The Yankees were bounced out of the ALCS by the Houston Astros for the second time in three years last month, and while there were a lot of factors at play in New York’s loss, one thing that really stood out was the Yanks’ lack of starting pitching.
Outside of Masahiro Tanaka, who is a playoff warrior, the Yankees don’t really have any reliable starters in the postseason.
James Paxton is only decent. Luis Severino is talented, but he doesn’t exactly have the best playoff track record, and he missed most of 2019 with arm trouble, anyway. CC Sabathia is retiring. J.A. Happ is, well, J.A. Happ.
For all of the talk about how much New York spends, it hasn’t really opened its checkbook for a starting pitcher in quite some time.
To be fair, Brian Cashman has done an incredible job. He has assembled a heck of a ballclub that has won 100 games in back-to-back years and should undeniably be a World Series contender next season.
Heck, if the Astros end up losing Gerrit Cole this winter, the Yankees should probably be World Series favorites.
But as great as Cashman has been, he has still failed to get his team what it needs most: a front line starter.
Last offseason, the Yanks acquired Paxton in a trade with the Seattle Mariners and didn’t do much else to address the starting rotation. It re-signed Happ, a move that proved to be a bust. Otherwise, that was pretty much it.
To be fair, it’s not like Cashman had a ton of options available, but don’t tell that to Yankees fans, who expect greatness year in and year out (even though the Yanks have won just one World Series since 2001, but I digress).

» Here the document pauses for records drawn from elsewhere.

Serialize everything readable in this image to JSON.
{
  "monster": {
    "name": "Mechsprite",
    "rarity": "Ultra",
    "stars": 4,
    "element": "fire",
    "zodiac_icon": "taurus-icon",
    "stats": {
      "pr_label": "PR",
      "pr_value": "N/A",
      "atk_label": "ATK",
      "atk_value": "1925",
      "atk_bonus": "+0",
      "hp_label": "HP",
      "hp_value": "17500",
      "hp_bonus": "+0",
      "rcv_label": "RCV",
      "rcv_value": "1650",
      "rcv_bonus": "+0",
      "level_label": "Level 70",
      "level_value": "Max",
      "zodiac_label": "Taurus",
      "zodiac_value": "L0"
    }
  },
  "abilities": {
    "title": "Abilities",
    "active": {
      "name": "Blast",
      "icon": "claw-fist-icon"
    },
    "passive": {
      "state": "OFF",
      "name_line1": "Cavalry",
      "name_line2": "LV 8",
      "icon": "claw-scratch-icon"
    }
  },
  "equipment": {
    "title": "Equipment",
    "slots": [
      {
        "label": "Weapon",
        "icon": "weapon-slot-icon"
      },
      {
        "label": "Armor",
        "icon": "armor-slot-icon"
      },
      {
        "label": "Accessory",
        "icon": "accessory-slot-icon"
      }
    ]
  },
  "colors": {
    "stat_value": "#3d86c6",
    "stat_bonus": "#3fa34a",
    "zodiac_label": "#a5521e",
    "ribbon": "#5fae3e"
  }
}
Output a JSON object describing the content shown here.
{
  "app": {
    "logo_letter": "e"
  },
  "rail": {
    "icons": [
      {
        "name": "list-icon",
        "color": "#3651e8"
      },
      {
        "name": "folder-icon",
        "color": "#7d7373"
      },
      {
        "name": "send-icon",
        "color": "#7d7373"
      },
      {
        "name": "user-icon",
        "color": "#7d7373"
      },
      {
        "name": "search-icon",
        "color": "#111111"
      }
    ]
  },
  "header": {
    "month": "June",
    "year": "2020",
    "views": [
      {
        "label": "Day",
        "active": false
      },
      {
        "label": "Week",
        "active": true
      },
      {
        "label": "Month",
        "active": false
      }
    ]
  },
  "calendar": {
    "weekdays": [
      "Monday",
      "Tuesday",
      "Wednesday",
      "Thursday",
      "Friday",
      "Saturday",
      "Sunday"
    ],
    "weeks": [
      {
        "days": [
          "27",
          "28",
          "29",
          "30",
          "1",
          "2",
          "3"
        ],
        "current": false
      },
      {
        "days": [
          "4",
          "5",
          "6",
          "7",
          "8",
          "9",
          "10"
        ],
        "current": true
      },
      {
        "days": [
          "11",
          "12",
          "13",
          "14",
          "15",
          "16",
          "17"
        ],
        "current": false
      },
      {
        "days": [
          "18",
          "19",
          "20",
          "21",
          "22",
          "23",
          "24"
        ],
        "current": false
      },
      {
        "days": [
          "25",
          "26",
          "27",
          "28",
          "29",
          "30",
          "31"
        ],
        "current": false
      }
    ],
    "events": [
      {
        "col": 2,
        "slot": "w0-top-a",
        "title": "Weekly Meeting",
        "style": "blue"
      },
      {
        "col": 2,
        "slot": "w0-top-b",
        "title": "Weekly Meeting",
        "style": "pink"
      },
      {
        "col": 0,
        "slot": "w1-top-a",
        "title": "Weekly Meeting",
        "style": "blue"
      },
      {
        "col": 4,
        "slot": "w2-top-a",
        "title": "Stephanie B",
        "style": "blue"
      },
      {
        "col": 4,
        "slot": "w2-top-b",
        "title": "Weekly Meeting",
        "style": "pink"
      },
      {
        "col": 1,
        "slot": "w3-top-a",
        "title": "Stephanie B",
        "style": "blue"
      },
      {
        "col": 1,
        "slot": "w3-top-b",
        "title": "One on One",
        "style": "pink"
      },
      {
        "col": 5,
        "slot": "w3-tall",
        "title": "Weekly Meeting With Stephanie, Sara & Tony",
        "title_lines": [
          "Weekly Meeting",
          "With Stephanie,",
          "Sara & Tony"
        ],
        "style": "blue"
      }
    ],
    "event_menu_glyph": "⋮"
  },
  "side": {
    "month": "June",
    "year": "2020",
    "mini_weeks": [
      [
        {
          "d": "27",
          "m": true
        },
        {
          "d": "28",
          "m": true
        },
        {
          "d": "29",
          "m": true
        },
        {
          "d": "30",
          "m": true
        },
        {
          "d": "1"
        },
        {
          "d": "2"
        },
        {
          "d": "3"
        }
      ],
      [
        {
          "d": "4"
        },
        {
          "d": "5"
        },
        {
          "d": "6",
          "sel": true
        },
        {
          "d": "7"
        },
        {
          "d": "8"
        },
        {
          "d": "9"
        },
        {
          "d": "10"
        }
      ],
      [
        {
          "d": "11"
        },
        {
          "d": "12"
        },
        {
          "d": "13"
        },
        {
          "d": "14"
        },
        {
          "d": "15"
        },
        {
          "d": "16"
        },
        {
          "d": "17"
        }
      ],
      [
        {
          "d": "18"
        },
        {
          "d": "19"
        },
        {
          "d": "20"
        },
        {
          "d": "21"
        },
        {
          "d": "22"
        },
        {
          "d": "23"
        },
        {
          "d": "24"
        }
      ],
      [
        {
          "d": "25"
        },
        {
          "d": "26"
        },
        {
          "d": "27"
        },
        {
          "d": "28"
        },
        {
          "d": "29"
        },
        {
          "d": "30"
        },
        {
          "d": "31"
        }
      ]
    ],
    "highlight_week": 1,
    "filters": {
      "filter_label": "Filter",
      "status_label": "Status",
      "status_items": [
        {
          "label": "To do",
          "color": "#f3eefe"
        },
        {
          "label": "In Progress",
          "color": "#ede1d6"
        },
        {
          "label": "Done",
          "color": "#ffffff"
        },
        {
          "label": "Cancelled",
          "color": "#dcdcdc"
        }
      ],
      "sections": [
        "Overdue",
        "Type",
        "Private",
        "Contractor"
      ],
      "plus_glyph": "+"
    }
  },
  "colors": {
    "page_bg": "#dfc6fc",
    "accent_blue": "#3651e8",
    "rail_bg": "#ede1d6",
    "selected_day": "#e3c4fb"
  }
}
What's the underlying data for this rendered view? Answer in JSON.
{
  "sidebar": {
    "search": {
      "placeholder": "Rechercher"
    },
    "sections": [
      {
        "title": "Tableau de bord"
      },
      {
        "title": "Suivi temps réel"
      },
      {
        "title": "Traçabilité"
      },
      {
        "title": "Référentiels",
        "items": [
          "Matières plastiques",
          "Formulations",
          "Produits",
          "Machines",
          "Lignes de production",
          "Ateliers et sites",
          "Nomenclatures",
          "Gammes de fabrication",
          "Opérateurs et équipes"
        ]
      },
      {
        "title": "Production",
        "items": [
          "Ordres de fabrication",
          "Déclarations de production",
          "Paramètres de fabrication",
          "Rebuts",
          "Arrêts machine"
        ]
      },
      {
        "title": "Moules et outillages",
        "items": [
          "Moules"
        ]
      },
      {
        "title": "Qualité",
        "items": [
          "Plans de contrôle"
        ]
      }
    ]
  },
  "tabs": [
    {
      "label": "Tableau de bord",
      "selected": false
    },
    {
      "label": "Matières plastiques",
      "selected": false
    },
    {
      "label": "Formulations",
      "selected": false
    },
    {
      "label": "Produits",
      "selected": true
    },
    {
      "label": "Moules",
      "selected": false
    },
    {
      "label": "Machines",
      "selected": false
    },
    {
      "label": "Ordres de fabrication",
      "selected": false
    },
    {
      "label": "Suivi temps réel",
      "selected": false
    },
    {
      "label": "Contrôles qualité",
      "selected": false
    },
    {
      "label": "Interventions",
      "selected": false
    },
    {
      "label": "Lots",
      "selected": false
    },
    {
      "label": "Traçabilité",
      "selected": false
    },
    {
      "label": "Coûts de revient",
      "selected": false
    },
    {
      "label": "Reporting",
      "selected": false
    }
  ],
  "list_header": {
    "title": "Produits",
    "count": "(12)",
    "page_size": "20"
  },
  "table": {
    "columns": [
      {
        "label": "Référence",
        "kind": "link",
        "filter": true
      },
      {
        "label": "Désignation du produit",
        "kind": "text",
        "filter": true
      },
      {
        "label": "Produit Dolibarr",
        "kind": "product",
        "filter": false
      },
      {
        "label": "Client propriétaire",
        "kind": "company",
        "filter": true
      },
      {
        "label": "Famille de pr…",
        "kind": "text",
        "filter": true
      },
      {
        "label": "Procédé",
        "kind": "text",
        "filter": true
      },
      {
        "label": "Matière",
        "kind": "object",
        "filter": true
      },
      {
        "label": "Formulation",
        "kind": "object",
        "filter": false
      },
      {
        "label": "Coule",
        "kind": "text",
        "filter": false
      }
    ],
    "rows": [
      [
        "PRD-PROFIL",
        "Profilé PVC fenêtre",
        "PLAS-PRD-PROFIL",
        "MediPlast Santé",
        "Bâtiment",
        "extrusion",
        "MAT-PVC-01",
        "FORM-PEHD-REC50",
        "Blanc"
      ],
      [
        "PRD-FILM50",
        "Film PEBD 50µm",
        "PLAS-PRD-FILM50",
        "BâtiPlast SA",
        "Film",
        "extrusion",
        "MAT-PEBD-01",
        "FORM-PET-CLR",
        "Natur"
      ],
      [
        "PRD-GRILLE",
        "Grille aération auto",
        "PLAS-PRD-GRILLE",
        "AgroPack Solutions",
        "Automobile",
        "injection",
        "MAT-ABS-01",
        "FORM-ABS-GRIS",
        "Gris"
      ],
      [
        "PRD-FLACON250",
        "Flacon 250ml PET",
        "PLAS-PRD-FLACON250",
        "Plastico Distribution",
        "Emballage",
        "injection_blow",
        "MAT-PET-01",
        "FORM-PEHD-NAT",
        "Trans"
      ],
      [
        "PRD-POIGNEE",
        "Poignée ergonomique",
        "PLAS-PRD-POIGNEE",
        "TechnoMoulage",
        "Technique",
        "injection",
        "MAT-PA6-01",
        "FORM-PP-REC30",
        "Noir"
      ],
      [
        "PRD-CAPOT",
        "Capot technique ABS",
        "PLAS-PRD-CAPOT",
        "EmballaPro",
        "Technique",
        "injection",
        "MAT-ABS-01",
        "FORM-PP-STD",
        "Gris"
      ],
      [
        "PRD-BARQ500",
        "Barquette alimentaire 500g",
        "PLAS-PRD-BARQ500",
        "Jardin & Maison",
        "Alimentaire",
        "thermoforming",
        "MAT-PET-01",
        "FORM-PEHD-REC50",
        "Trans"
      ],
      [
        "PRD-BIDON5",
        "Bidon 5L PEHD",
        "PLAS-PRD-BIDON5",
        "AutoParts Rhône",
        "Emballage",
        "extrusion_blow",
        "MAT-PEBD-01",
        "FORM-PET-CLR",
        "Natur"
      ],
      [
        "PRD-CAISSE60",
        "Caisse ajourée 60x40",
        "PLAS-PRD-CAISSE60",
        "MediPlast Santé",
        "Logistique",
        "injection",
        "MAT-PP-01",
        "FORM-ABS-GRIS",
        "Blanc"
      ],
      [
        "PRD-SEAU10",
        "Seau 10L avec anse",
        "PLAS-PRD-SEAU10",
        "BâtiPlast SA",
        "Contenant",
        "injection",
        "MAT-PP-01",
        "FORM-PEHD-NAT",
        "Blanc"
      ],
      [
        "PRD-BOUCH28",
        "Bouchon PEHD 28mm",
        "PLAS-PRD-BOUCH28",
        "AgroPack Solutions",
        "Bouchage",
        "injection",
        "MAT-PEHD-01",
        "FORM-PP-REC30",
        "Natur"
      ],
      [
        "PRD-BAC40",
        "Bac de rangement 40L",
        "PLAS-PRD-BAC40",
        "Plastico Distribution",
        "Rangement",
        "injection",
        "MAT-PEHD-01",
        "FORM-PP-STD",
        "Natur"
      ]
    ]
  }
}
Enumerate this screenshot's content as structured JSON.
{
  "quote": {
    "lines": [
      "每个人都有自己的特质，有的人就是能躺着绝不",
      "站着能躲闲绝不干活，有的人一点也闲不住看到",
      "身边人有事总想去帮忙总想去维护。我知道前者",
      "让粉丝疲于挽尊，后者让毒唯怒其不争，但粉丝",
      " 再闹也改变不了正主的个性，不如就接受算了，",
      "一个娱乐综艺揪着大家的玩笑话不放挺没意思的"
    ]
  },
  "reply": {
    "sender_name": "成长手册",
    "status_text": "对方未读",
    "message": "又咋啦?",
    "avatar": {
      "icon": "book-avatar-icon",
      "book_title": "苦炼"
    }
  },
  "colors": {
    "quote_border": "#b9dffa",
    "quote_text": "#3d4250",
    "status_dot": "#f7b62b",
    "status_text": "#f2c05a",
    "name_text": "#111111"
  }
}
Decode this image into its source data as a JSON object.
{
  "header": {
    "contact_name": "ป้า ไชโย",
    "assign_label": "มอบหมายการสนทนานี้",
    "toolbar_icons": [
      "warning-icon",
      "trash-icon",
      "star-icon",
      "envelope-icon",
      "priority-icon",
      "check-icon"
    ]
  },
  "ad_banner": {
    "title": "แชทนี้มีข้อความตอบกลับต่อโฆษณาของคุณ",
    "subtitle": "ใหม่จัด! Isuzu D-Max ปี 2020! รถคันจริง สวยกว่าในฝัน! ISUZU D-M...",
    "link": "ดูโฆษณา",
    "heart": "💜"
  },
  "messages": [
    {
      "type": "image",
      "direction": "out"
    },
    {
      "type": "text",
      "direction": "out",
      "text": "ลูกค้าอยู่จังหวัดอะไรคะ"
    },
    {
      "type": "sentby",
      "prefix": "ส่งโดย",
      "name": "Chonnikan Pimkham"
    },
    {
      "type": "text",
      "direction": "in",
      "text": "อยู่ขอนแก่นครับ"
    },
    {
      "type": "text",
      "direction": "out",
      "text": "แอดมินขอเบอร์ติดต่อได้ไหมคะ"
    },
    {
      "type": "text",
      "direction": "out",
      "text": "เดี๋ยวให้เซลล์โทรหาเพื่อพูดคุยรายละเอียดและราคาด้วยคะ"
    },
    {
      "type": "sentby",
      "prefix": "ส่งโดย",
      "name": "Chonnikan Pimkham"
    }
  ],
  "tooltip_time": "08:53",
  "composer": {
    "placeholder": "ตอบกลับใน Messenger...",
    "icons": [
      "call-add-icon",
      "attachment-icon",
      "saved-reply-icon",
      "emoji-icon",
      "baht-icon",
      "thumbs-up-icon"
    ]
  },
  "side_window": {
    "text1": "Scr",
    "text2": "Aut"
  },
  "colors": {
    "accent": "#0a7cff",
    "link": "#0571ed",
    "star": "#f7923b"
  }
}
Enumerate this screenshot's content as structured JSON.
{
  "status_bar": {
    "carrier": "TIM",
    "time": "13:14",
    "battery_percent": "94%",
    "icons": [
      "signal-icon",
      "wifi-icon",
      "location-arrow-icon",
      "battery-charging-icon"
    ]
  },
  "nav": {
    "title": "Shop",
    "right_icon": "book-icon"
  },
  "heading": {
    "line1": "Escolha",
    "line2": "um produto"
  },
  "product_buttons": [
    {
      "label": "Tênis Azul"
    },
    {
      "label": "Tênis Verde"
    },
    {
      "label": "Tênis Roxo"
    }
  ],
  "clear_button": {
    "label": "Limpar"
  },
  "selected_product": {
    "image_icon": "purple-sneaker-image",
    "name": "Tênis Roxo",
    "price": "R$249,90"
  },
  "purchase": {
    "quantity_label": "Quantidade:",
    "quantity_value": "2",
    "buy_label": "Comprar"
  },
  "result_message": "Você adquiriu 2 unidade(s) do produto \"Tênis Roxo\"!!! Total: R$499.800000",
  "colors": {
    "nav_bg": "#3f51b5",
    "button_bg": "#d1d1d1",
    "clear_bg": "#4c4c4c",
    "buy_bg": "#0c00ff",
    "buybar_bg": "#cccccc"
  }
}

This winter, however, Cashman will have options. Plenty of them.
There is Cole. There is Stephen Strasburg. There is Madison Bumgarner. There are numerous other really good starters who aren’t necessarily big names, like Hyun-Jin Ryu and Jake Odorizzi.
Basically, Cashman has a plethora of choices on his plate this time around, and if he once again does not get what his team needs, it won’t look very good in the eyes of the New York faithful nor the media.
The thing with the Yankees is that they really are just one or two pieces away from being a juggernaut. Health provided, of course.
Just look at the lineup. Giancarlo Stanton. Aaron Judge. Gleyber Torres. D.J. Lemahieu. The list goes on and on, not to mention the fact that New York’s bullpen is also nails.
Now, to be fair, Stanton missed just about all of this season, and Judge was sidelined for a good portion of 2018 and 2019. But assuming those two guys are healthy, the Yanks’ lineup should be lethal in 2020.
Still, without elite starting pitching, it might not matter how great the Yankees’ offense is.
Pitching wins championships. It has been proven time and time again.
And look: I get the analytics movement. I like analytics myself, and they certainly should play a role in how a front office evaluates talent and build its team. But relying too heavily on them can spell disaster.
Just ask Billy Beane.
That’s what Cashman seems to be doing at the moment. It’s exactly why he went out and acquired a strikeout artist in Paxton last year without having to pay through the nose for a legitimate ace.
Of course, owner Hal Steinbrenner has been controlling costs, as well, very much unlike his late father, George, but I also find it somewhat hard to believe that he would not be okay with the Yankees spending on a top-of-the-line starter when the team desperately needs one.
The point is that the Yanks have been consistently failing to reach their ultimate goal since 2010, and over the past three years, it’s obvious that they have been outclassed by an Astros team that was willing to go out and land Justin Verlander and Cole, not to mention Zack Greinke (who admittedly did not want to play in New York).
The Yankees can’t keep allowing this to happen. Not with such an impressive nucleus of talent that could develop into a dynasty so long as Cashman makes the right moves over the next couple of years.
But it starts this offseason, and it starts with biting the bullet and paying up for a starting pitcher.
Cole, Strasburg, Bumgarner, whoever. The Yankees need to get somebody, and it might be time to start valuing results and playoff acumen over analytics for a change.